_Problem description_. Extract every line from the records below that contains the word "text".

_Records to use_.
*** Block opens ***
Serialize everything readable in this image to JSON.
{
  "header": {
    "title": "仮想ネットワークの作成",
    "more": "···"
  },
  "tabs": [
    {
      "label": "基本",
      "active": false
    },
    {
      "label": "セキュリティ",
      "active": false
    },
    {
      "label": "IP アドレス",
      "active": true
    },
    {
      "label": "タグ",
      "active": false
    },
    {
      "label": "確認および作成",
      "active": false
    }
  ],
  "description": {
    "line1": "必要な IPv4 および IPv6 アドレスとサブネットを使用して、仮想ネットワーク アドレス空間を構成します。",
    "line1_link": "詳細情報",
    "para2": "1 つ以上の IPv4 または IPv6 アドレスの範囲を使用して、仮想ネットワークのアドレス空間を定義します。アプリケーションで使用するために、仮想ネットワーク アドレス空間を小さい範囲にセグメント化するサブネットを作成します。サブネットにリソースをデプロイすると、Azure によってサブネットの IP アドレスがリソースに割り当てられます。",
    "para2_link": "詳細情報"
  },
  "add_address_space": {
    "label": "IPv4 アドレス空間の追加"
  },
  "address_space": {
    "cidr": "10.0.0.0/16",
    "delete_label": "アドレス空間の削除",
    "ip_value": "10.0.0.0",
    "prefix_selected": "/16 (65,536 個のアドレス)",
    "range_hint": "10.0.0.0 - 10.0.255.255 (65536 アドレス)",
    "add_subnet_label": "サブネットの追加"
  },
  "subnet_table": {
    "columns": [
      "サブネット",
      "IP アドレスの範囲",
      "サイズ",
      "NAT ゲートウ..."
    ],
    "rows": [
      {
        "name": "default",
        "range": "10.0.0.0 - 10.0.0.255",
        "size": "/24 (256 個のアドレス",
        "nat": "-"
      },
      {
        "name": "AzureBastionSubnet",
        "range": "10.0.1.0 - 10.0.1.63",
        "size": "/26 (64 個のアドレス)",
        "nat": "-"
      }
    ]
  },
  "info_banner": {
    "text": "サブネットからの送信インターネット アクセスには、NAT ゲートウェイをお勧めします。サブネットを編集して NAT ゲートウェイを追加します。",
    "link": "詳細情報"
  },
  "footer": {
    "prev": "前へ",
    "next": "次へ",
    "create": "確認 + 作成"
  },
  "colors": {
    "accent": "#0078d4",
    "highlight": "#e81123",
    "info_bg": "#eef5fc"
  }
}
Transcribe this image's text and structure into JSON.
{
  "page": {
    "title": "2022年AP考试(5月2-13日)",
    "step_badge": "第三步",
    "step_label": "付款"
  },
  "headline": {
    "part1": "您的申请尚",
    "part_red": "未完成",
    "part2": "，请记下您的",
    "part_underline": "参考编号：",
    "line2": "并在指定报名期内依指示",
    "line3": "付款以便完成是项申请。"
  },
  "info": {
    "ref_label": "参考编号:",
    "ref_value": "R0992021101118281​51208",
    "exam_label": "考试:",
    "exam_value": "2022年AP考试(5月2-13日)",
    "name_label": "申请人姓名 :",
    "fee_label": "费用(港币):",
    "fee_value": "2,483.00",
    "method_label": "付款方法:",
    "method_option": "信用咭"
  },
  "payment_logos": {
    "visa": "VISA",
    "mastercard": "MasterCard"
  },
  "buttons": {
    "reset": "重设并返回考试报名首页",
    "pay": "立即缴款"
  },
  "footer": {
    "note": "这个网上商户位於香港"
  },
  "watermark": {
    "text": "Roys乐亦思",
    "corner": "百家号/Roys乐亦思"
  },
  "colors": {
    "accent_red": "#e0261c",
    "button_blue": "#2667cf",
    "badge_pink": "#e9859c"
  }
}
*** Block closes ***
_Response area_.
    "text": "サブネットからの送信インターネット アクセスには、NAT ゲートウェイをお勧めします。サブネットを編集して NAT ゲートウェイを追加します。",
Transcribe this image's text and structure into JSON.
    "text": "Roys乐亦思",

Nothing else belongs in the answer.